- Problem
Pick every line from the data that holds the word "icon".
Data for processing Start Marker
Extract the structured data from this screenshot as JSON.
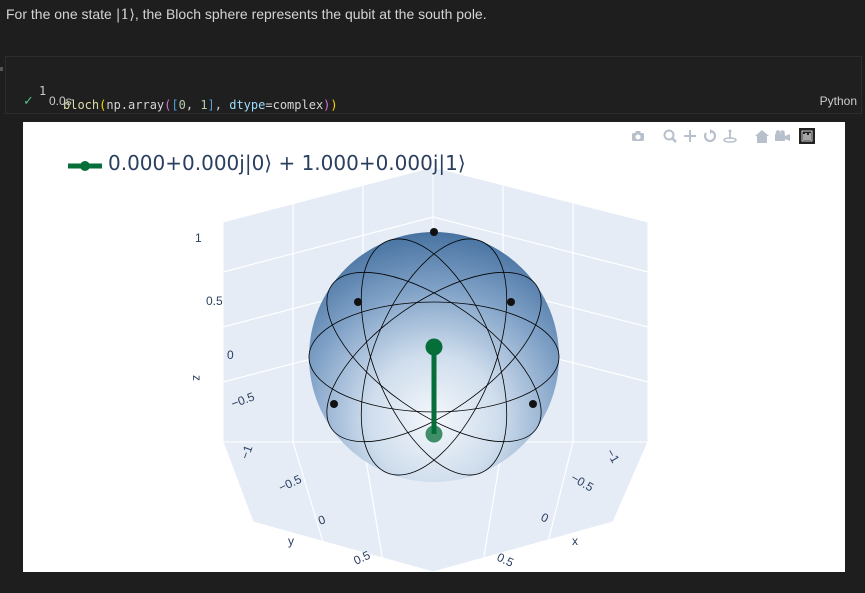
{
  "intro": {
    "before": "For the one state ",
    "ket": "|1⟩",
    "after": ", the Bloch sphere represents the qubit at the south pole."
  },
  "cell": {
    "line_number": "1",
    "code": {
      "fn": "bloch",
      "arg_prefix": "np.array",
      "list_values": [
        "0",
        "1"
      ],
      "kwarg": "dtype",
      "kwarg_value": "complex"
    },
    "status_icon": "check-icon",
    "duration": "0.0s",
    "language": "Python"
  },
  "plot": {
    "legend_label": "0.000+0.000j|0⟩ + 1.000+0.000j|1⟩",
    "trace_color": "#056e39",
    "sphere_color": "#4a76a8",
    "z_axis": {
      "title": "z",
      "ticks": [
        "1",
        "0.5",
        "0",
        "−0.5",
        "−1"
      ]
    },
    "y_axis": {
      "title": "y",
      "ticks": [
        "−0.5",
        "0",
        "0.5"
      ]
    },
    "x_axis": {
      "title": "x",
      "ticks": [
        "−1",
        "−0.5",
        "0",
        "0.5"
      ]
    },
    "modebar": [
      "camera-icon",
      "zoom-icon",
      "pan-icon",
      "orbit-icon",
      "turntable-icon",
      "home-icon",
      "video-camera-icon",
      "plotly-logo-icon"
    ]
  },
  "chart_data": {
    "type": "scatter",
    "title": "",
    "series": [
      {
        "name": "0.000+0.000j|0⟩ + 1.000+0.000j|1⟩",
        "x": [
          0,
          0
        ],
        "y": [
          0,
          0
        ],
        "z": [
          0,
          -1
        ]
      }
    ],
    "reference_points": {
      "x": [
        0,
        0.707,
        -0.707,
        0.707,
        -0.707,
        0
      ],
      "y": [
        0,
        0.707,
        0.707,
        -0.707,
        -0.707,
        0
      ],
      "z": [
        1,
        0,
        0,
        0,
        0,
        -1
      ]
    },
    "xlim": [
      -1,
      1
    ],
    "ylim": [
      -1,
      1
    ],
    "zlim": [
      -1,
      1
    ],
    "grid": true,
    "legend_position": "top-left"
  }
}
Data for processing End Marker
- Answer section
    "status_icon": "check-icon",
      "camera-icon",
      "zoom-icon",
      "pan-icon",
      "orbit-icon",
      "turntable-icon",
      "home-icon",
      "video-camera-icon",
      "plotly-logo-icon"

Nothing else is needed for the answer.